The Press Herald attempted on Wednesday to reach each of the staff members being laid off. Only one agreed to speak, but asked not to be identified out of concern that they would lose severance or not be able to get hired at USM in the future.

The toughest part about having their position eliminated, they said, is knowing that students will lose a resource.

“We were there to support students, students looking for advice, looking for mentorship and support through the challenges of being a student,” the staff member said. “Unfortunately, I think these decisions were made for financial reasons and were not focused on our students.”

The elimination of these positions will save the school $359,143 in base salary costs, according to a list of UMaine System employee salaries.


“Our intention is that these decisions will position the University toward future growth,” USM President Jacqueline Edmondson wrote in an email Tuesday announcing the layoffs.

USM, like the entire state university system and other public higher education systems across the country, is struggling financially amid decades of low state investment, decreased enrollment and low tuition.

In a strategic plan adopted by the board of trustees in 2023, the system pledged to improve its financial situation by increasing efficiency and reducing trends of declining enrollment. Each school was tasked with aligning themselves with that plan.

Still, USM faculty leaders said they didn’t see the eliminations coming and are both concerned and frustrated that they were not consulted prior to the decision.

“Losing these colleagues will significantly disrupt the operation of essential units within USM,” Faculty Senate Chair Matthew Bampton said in a statement Wednesday.

Faculty leaders say they knew USM was in a tough budget year, but they didn’t expect the layoffs. They were under the impression that the school had short-term solutions to managing the budget such as saving on non-labor expenses and through attrition.


Michael Cauvel, an assistant professor of economics and USM’s incoming faculty union chapter president, said he’s hopeful that there won’t be more layoffs, but that his concern is heightened.

All of those being laid off “are involved in work that has direct impact and benefit for students and helps faculty and staff in their roles,” Cauvel said Wednesday.

“We don’t know how the work these people did, that was very valuable to the university, is going to get done now that they’re gone,” he said.

USM 2023 graduate Gabby Gonzalez said she is heartbroken to know that the Russell Scholars program is ending.

She said her college experience wouldn’t have been the same without the program and its Director Lisa Hibl and Associate Director Elizabeth Dodge.

Gonzalez was nervous to go to USM. Moving from the Ellsworth area to Portland for school, she was looking for a sense of community and worried that, being shy, it would be hard for her to find one.

So when she heard about the Russell Scholars program, in which students live and take classes together, she thought it would be a good fit.

She was right. In the program she found her two closest friends from college, inspiring classes and academic support.

“(Hibl and Dodge) just really cared about people,” she said. “They made me feel like I always had a place to go.”

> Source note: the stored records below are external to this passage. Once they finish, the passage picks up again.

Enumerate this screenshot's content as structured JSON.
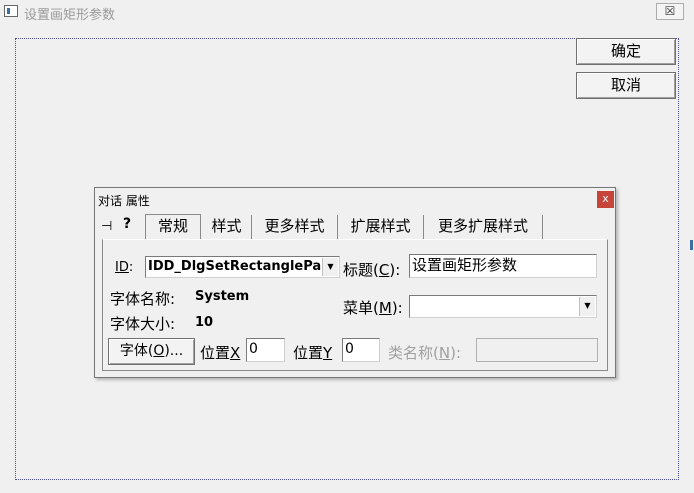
{
  "window": {
    "title": "设置画矩形参数",
    "close_glyph": "☒"
  },
  "dialog_buttons": {
    "ok": "确定",
    "cancel": "取消"
  },
  "props": {
    "title": "对话 属性",
    "close_glyph": "x",
    "pin_glyph": "⊣",
    "help_glyph": "?",
    "tabs": [
      "常规",
      "样式",
      "更多样式",
      "扩展样式",
      "更多扩展样式"
    ],
    "active_tab": "常规",
    "general": {
      "id_label_pre": "",
      "id_label_key": "ID",
      "id_label_post": ":",
      "id_value": "IDD_DlgSetRectanglePara",
      "caption_label_pre": "标题(",
      "caption_label_key": "C",
      "caption_label_post": "):",
      "caption_value": "设置画矩形参数",
      "font_name_label": "字体名称:",
      "font_name_value": "System",
      "font_size_label": "字体大小:",
      "font_size_value": "10",
      "menu_label_pre": "菜单(",
      "menu_label_key": "M",
      "menu_label_post": "):",
      "menu_value": "",
      "font_button_pre": "字体(",
      "font_button_key": "O",
      "font_button_post": ")...",
      "pos_x_label_pre": "位置",
      "pos_x_label_key": "X",
      "pos_x_value": "0",
      "pos_y_label_pre": "位置",
      "pos_y_label_key": "Y",
      "pos_y_value": "0",
      "class_label_pre": "类名称(",
      "class_label_key": "N",
      "class_label_post": "):",
      "class_value": ""
    }
  },
  "colors": {
    "frame_dotted": "#4c4c9c",
    "close_red": "#c7443a"
  }
}
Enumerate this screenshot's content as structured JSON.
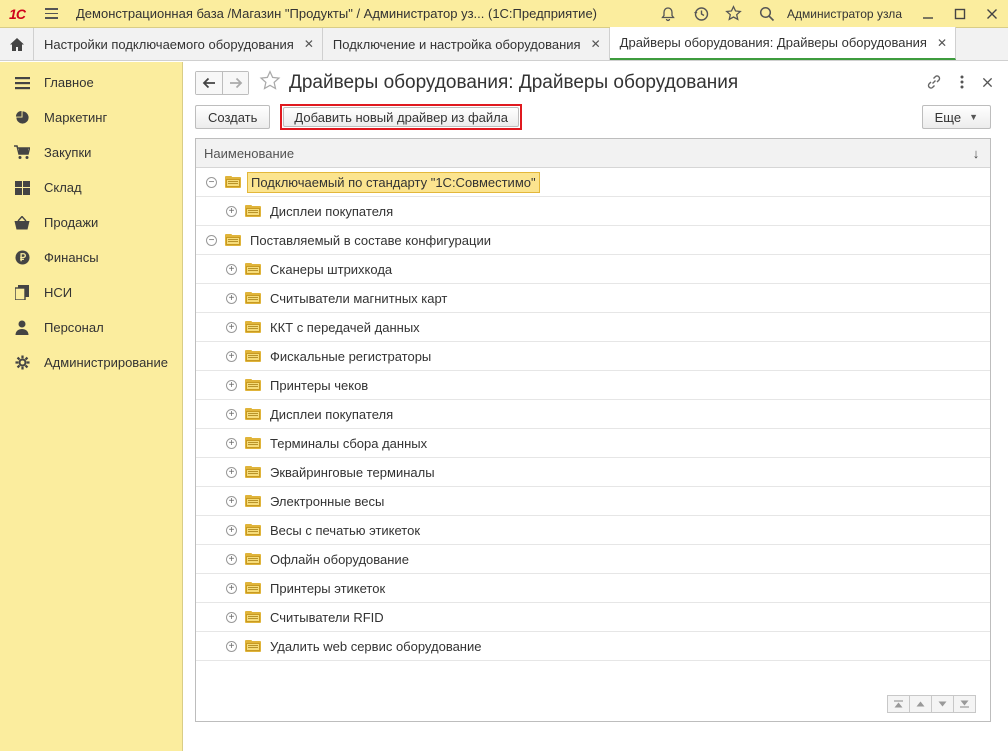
{
  "titlebar": {
    "logo": "1С",
    "title": "Демонстрационная база /Магазин \"Продукты\" / Администратор уз...  (1С:Предприятие)",
    "user": "Администратор узла"
  },
  "tabs": [
    {
      "label": "Настройки подключаемого оборудования",
      "close": "✕"
    },
    {
      "label": "Подключение и настройка оборудования",
      "close": "✕"
    },
    {
      "label": "Драйверы оборудования: Драйверы оборудования",
      "close": "✕"
    }
  ],
  "sidebar": {
    "items": [
      {
        "label": "Главное",
        "icon": "list-icon"
      },
      {
        "label": "Маркетинг",
        "icon": "pie-chart-icon"
      },
      {
        "label": "Закупки",
        "icon": "cart-icon"
      },
      {
        "label": "Склад",
        "icon": "warehouse-icon"
      },
      {
        "label": "Продажи",
        "icon": "basket-icon"
      },
      {
        "label": "Финансы",
        "icon": "ruble-icon"
      },
      {
        "label": "НСИ",
        "icon": "documents-icon"
      },
      {
        "label": "Персонал",
        "icon": "person-icon"
      },
      {
        "label": "Администрирование",
        "icon": "gear-icon"
      }
    ]
  },
  "page": {
    "title": "Драйверы оборудования: Драйверы оборудования"
  },
  "toolbar": {
    "create_label": "Создать",
    "add_driver_label": "Добавить новый драйвер из файла",
    "more_label": "Еще"
  },
  "grid": {
    "column": "Наименование",
    "sort_indicator": "↓",
    "rows": [
      {
        "label": "Подключаемый по стандарту \"1С:Совместимо\"",
        "level": 1,
        "expander": "⊖",
        "selected": true
      },
      {
        "label": "Дисплеи покупателя",
        "level": 2,
        "expander": "⊕"
      },
      {
        "label": "Поставляемый в составе конфигурации",
        "level": 1,
        "expander": "⊖"
      },
      {
        "label": "Сканеры штрихкода",
        "level": 2,
        "expander": "⊕"
      },
      {
        "label": "Считыватели магнитных карт",
        "level": 2,
        "expander": "⊕"
      },
      {
        "label": "ККТ с передачей данных",
        "level": 2,
        "expander": "⊕"
      },
      {
        "label": "Фискальные регистраторы",
        "level": 2,
        "expander": "⊕"
      },
      {
        "label": "Принтеры чеков",
        "level": 2,
        "expander": "⊕"
      },
      {
        "label": "Дисплеи покупателя",
        "level": 2,
        "expander": "⊕"
      },
      {
        "label": "Терминалы сбора данных",
        "level": 2,
        "expander": "⊕"
      },
      {
        "label": "Эквайринговые терминалы",
        "level": 2,
        "expander": "⊕"
      },
      {
        "label": "Электронные весы",
        "level": 2,
        "expander": "⊕"
      },
      {
        "label": "Весы с печатью этикеток",
        "level": 2,
        "expander": "⊕"
      },
      {
        "label": "Офлайн оборудование",
        "level": 2,
        "expander": "⊕"
      },
      {
        "label": "Принтеры этикеток",
        "level": 2,
        "expander": "⊕"
      },
      {
        "label": "Считыватели RFID",
        "level": 2,
        "expander": "⊕"
      },
      {
        "label": "Удалить web сервис оборудование",
        "level": 2,
        "expander": "⊕"
      }
    ]
  },
  "colors": {
    "sidebar_bg": "#fbed9e",
    "highlight_border": "#e0191f",
    "active_tab_underline": "#3d9c3d",
    "selected_row_bg": "#fbe48f"
  }
}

Related Headlines

Only subscribers are eligible to post comments. Please subscribe or login first for digital access. Here’s why.

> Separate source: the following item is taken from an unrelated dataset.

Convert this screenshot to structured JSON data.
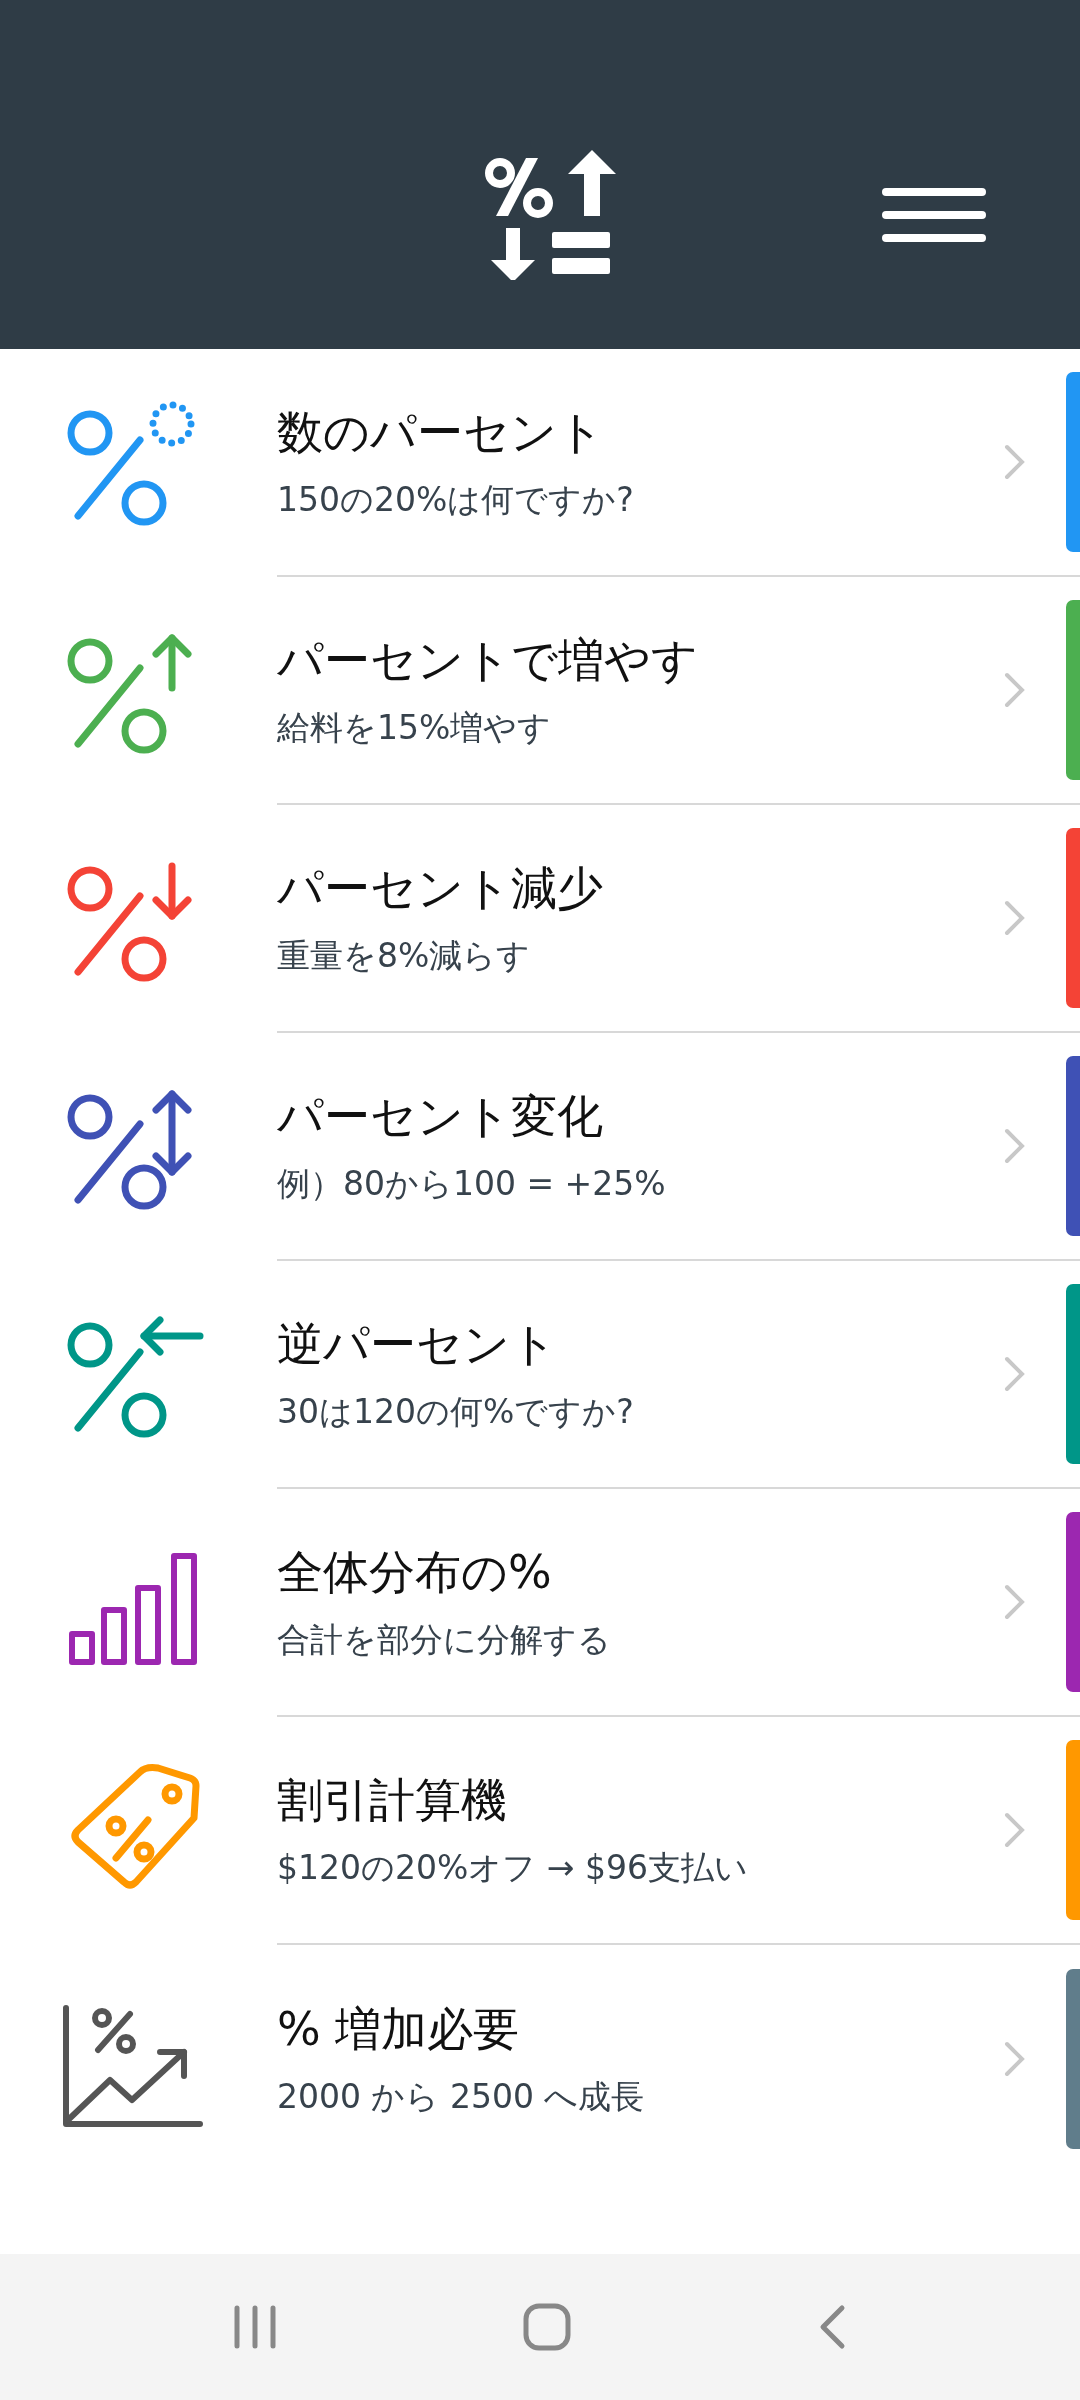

Use the form below to reset your password. When you've submitted your account email, we will send an email with a reset code.